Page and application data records
******************************

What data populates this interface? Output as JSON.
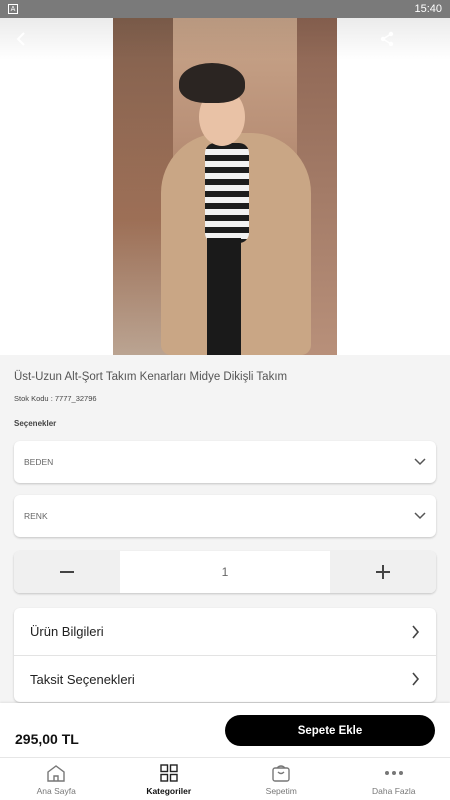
{
  "status_bar": {
    "app_badge": "A",
    "time": "15:40"
  },
  "header": {
    "back_icon": "chevron-left-icon",
    "share_icon": "share-icon"
  },
  "product": {
    "title": "Üst-Uzun Alt-Şort Takım Kenarları Midye Dikişli Takım",
    "sku": "Stok Kodu : 7777_32796",
    "options_label": "Seçenekler",
    "size_select": {
      "label": "BEDEN"
    },
    "color_select": {
      "label": "RENK"
    },
    "quantity": 1
  },
  "info_sections": [
    {
      "label": "Ürün Bilgileri"
    },
    {
      "label": "Taksit Seçenekleri"
    }
  ],
  "purchase": {
    "price": "295,00 TL",
    "add_to_cart_label": "Sepete Ekle"
  },
  "tabbar": {
    "items": [
      {
        "label": "Ana Sayfa",
        "icon": "home-icon",
        "active": false
      },
      {
        "label": "Kategoriler",
        "icon": "grid-icon",
        "active": true
      },
      {
        "label": "Sepetim",
        "icon": "basket-icon",
        "active": false
      },
      {
        "label": "Daha Fazla",
        "icon": "more-icon",
        "active": false
      }
    ]
  },
  "colors": {
    "accent": "#000000",
    "background": "#f4f4f4",
    "status_bar": "#7a7a7a"
  }
}
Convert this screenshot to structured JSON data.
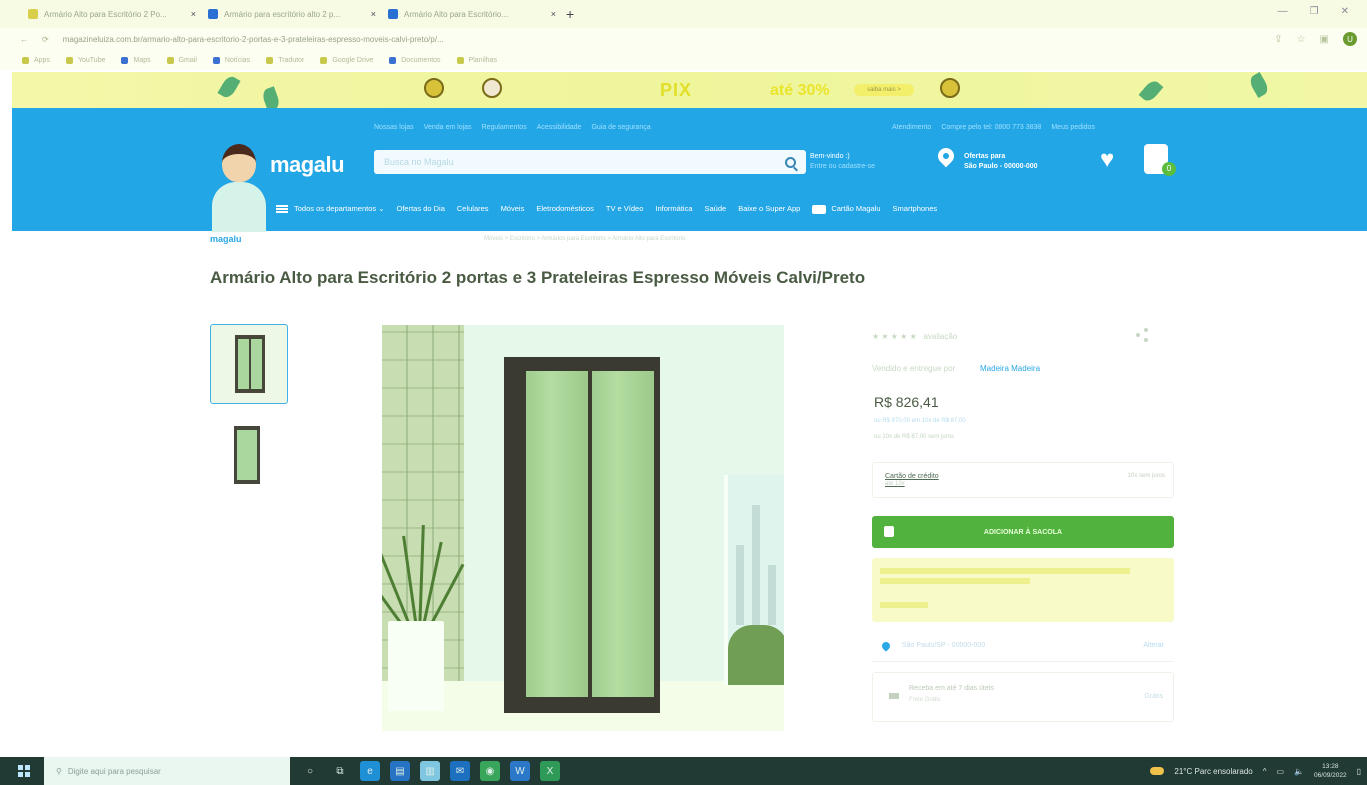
{
  "browser": {
    "tabs": [
      {
        "label": "Armário Alto para Escritório 2 Po..."
      },
      {
        "label": "Armário para escritório alto 2 p..."
      },
      {
        "label": "Armário Alto para Escritório..."
      }
    ],
    "url": "magazineluiza.com.br/armario-alto-para-escritorio-2-portas-e-3-prateleiras-espresso-moveis-calvi-preto/p/...",
    "bookmarks": [
      "Apps",
      "YouTube",
      "Maps",
      "Gmail",
      "Notícias",
      "Tradutor",
      "Google Drive",
      "Documentos",
      "Planilhas"
    ],
    "profile_initial": "U"
  },
  "banner": {
    "pix": "PIX",
    "pct": "até 30%",
    "cta": "saiba mais >"
  },
  "header": {
    "top_links": [
      "Nossas lojas",
      "Venda em lojas",
      "Regulamentos",
      "Acessibilidade",
      "Guia de segurança"
    ],
    "top_links_right": [
      "Atendimento",
      "Compre pelo tel: 0800 773 3838",
      "Meus pedidos"
    ],
    "logo": "magalu",
    "search_placeholder": "Busca no Magalu",
    "greeting": "Bem-vindo :)",
    "greeting_sub": "Entre ou cadastre-se",
    "location_label": "Ofertas para",
    "location_value": "São Paulo - 00000-000",
    "cart_count": "0",
    "nav_items": [
      "Todos os departamentos",
      "Ofertas do Dia",
      "Celulares",
      "Móveis",
      "Eletrodomésticos",
      "TV e Vídeo",
      "Informática",
      "Saúde",
      "Baixe o Super App",
      "Cartão Magalu",
      "Smartphones"
    ]
  },
  "breadcrumb": {
    "logo": "magalu",
    "path": "Móveis > Escritório > Armários para Escritório > Armário Alto para Escritório"
  },
  "product": {
    "title": "Armário Alto para Escritório 2 portas e 3 Prateleiras Espresso Móveis Calvi/Preto",
    "rating_text": "avaliação",
    "seller_prefix": "Vendido e entregue por",
    "seller": "Madeira Madeira",
    "price": "R$ 826,41",
    "price_line1": "ou R$ 870,00 em 10x de R$ 87,00",
    "price_line2": "ou 10x de R$ 87,00 sem juros",
    "card_label": "Cartão de crédito",
    "card_sub": "até 10x",
    "card_right": "10x sem juros",
    "add_button": "ADICIONAR À SACOLA",
    "cep_text": "São Paulo/SP - 00000-000",
    "cep_action": "Alterar",
    "ship_title": "Receba em até 7 dias úteis",
    "ship_sub": "Frete Grátis",
    "ship_value": "Grátis"
  },
  "taskbar": {
    "search_placeholder": "Digite aqui para pesquisar",
    "weather": "21°C Parc ensolarado",
    "time": "13:28",
    "date": "06/09/2022"
  },
  "colors": {
    "header_blue": "#23a6e6",
    "buy_green": "#52b23e",
    "banner_yellow": "#f4f7a8"
  }
}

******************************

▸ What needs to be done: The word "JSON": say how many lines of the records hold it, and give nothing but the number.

▸ Response to the task: 2